> _Work order_:
Show me each line of the listing below where the word "即便您的隧道处于脱机状态" appears.

> _Data listing_:

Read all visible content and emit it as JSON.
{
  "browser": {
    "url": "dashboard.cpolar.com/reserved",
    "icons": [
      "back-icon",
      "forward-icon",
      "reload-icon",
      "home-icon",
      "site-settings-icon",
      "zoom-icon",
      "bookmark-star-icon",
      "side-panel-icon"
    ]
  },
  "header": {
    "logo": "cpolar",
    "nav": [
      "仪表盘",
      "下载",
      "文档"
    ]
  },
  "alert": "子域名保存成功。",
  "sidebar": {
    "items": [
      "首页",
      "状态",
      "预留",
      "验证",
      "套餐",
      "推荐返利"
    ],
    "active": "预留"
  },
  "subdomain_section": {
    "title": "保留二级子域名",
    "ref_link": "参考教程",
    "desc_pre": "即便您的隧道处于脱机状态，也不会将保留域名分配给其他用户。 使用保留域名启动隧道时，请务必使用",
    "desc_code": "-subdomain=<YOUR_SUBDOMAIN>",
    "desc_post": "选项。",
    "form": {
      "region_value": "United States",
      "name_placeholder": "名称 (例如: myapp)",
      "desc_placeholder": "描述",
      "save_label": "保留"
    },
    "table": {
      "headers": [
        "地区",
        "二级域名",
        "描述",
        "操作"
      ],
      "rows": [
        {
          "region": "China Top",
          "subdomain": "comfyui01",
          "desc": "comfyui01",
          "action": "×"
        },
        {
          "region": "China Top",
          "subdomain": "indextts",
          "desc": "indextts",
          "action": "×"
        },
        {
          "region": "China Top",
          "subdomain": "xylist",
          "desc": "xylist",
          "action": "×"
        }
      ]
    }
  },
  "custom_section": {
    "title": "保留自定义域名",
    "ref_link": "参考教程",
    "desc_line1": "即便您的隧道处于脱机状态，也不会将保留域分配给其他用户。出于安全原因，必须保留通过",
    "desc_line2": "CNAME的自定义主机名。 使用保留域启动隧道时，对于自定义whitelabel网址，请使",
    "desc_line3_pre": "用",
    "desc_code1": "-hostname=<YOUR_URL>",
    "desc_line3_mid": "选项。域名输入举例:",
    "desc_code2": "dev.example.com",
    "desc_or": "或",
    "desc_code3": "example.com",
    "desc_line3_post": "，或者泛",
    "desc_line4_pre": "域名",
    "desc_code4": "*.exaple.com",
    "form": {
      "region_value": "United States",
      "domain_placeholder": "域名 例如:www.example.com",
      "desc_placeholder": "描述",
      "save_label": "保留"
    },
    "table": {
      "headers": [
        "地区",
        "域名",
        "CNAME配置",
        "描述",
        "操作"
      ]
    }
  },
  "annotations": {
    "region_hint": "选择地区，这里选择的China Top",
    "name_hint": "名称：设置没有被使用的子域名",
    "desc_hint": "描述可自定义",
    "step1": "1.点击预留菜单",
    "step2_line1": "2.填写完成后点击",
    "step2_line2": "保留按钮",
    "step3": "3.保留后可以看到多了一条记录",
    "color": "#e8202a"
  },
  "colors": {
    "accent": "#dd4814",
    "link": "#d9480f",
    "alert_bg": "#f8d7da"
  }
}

> _Answer space_:
    "desc_pre": "即便您的隧道处于脱机状态，也不会将保留域名分配给其他用户。 使用保留域名启动隧道时，请务必使用",
    "desc_line1": "即便您的隧道处于脱机状态，也不会将保留域分配给其他用户。出于安全原因，必须保留通过",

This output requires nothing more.